◆ Directions: Locate each line of the material that contains "APACF", then return it.

◆ The data:

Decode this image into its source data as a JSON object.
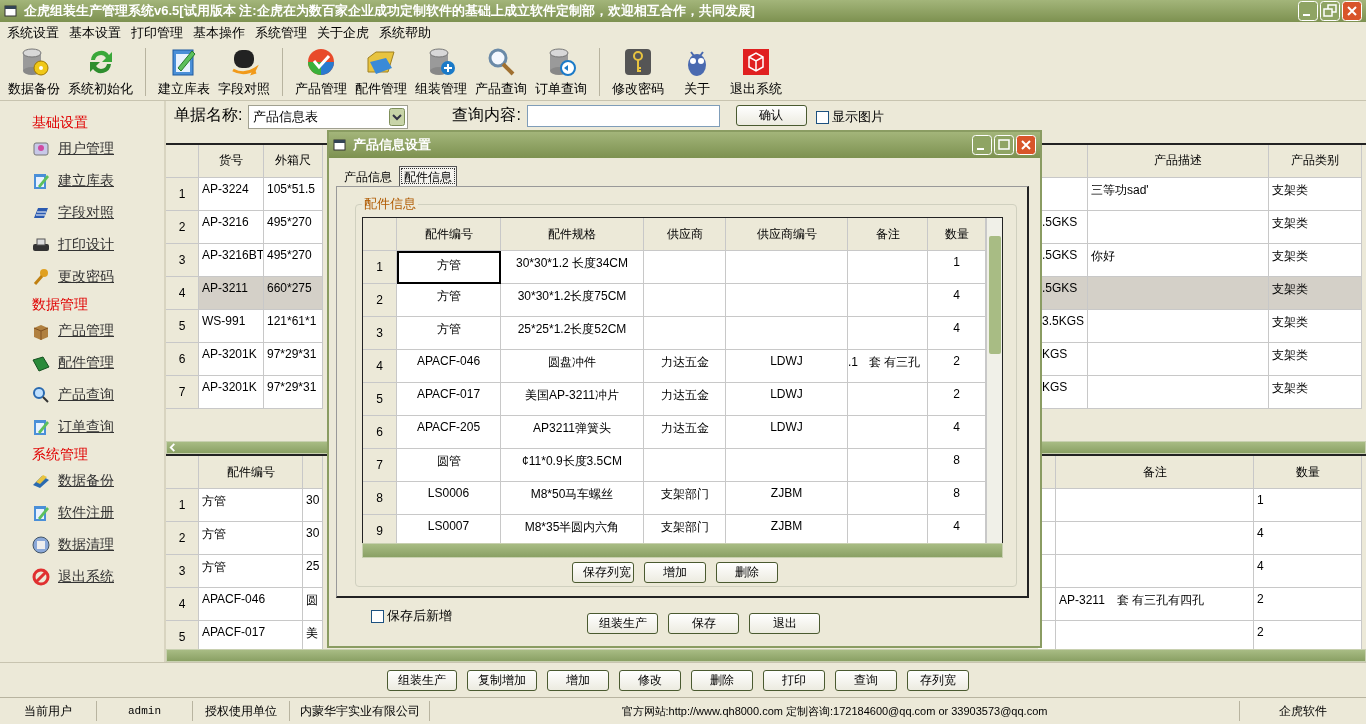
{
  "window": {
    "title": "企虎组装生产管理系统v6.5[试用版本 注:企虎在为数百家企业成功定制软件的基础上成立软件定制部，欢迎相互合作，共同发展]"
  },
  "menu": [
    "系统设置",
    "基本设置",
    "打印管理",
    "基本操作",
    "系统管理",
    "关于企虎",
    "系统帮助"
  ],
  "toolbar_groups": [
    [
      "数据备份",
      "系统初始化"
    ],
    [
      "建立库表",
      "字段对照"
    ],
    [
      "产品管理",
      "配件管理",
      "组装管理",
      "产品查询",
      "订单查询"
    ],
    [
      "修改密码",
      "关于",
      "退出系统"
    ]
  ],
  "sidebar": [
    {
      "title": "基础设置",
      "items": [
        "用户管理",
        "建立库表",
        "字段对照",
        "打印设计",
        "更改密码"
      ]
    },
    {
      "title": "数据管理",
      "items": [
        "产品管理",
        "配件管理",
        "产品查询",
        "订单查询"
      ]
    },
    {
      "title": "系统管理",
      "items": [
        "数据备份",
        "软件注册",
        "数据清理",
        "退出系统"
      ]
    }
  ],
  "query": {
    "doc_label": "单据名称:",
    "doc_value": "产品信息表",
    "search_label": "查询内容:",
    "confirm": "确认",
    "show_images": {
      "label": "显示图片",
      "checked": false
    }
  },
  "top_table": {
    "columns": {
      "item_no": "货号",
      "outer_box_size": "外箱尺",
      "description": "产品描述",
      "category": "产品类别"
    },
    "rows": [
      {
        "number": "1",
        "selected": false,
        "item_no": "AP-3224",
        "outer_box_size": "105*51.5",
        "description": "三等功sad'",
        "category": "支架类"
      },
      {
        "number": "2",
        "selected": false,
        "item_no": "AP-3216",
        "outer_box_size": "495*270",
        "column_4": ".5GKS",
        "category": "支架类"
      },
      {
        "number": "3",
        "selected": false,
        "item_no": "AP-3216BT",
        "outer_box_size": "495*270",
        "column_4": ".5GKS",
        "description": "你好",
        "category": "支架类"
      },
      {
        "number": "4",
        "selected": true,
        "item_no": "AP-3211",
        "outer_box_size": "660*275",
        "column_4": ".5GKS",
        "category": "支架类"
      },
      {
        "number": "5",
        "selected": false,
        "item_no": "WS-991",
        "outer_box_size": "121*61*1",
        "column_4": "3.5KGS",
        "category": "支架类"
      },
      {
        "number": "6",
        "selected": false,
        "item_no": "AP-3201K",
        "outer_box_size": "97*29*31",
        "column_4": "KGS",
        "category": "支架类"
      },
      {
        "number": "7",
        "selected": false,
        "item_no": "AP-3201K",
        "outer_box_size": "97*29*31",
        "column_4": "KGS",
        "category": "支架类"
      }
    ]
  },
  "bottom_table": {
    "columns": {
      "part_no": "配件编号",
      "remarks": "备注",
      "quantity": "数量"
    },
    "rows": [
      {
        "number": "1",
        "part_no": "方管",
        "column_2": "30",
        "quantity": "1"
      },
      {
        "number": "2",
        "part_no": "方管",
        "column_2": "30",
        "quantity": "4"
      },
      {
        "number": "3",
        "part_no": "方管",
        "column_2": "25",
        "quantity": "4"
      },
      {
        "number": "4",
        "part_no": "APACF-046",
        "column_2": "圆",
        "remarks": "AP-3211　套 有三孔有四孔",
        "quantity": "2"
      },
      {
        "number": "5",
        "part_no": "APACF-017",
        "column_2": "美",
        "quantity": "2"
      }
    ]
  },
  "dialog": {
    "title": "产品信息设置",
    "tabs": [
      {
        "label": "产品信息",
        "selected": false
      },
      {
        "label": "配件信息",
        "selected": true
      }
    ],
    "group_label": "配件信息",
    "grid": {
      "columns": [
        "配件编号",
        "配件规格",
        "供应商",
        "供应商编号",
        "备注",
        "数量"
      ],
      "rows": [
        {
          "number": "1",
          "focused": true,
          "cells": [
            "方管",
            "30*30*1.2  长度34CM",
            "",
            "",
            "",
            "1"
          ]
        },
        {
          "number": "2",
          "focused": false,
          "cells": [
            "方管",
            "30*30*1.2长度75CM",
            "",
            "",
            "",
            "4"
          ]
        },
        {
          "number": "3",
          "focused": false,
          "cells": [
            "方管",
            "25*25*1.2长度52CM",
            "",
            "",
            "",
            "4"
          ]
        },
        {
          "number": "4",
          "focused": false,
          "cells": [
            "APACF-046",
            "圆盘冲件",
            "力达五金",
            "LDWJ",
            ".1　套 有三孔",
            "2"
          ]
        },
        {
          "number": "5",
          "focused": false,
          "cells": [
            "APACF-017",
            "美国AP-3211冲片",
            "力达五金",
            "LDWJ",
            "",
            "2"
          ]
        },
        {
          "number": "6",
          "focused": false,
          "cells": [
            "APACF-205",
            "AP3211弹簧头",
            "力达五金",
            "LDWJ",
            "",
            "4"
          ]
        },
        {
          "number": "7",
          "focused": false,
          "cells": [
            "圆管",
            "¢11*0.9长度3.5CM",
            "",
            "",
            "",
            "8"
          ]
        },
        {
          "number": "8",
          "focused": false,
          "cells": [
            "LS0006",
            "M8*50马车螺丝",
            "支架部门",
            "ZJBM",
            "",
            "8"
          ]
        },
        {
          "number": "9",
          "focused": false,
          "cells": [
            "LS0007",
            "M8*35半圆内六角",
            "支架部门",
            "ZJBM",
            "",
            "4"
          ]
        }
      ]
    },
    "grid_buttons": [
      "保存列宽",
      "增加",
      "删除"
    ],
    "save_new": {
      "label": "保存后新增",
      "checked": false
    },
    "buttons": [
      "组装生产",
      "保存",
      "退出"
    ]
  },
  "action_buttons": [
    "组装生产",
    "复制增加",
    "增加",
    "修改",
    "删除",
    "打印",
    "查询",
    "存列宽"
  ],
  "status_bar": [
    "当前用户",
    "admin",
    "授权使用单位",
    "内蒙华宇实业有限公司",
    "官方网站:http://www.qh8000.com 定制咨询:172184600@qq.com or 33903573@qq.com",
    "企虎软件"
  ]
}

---

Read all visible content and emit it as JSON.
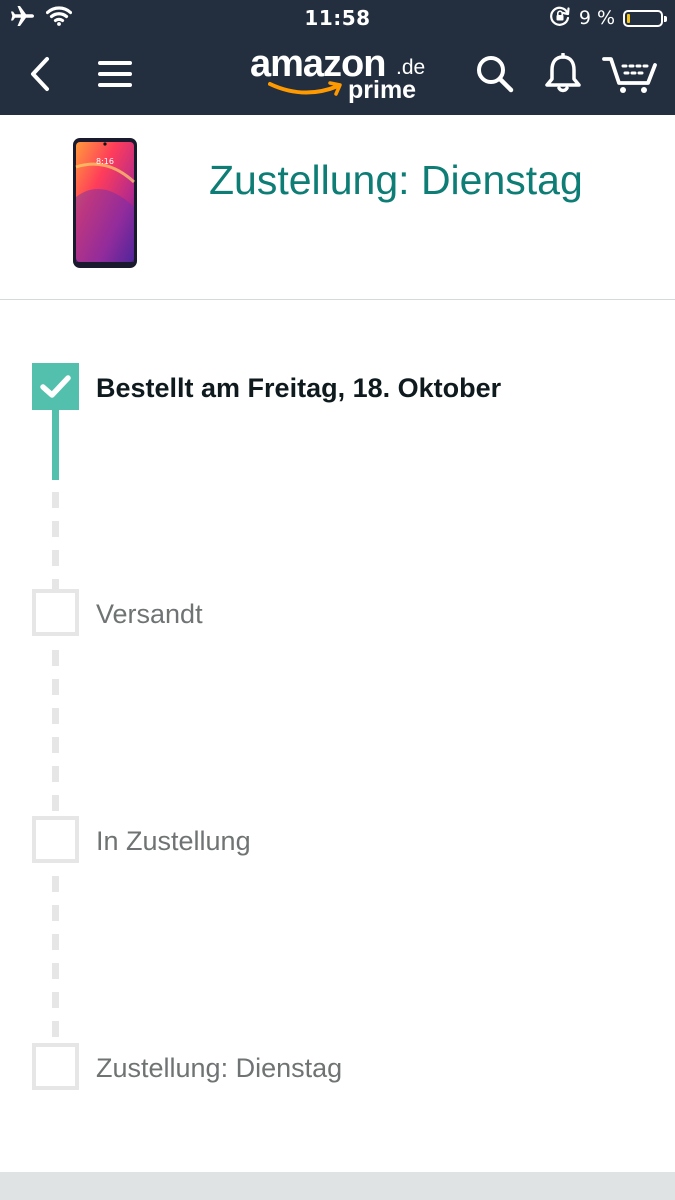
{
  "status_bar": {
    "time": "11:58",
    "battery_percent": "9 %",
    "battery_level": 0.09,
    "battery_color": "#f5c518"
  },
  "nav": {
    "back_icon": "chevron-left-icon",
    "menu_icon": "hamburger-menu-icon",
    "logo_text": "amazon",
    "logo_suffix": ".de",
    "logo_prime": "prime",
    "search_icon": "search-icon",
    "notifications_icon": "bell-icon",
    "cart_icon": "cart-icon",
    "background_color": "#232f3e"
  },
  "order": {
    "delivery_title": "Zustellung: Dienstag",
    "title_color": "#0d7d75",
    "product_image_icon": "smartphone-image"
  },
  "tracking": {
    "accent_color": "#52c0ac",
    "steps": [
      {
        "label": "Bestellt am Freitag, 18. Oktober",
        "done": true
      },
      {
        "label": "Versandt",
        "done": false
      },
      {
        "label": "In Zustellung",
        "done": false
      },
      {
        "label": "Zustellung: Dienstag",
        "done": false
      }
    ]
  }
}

◆ Your solution:
        "part_no": "APACF-046",
        "part_no": "APACF-017",
            "APACF-046",
            "APACF-017",
            "APACF-205",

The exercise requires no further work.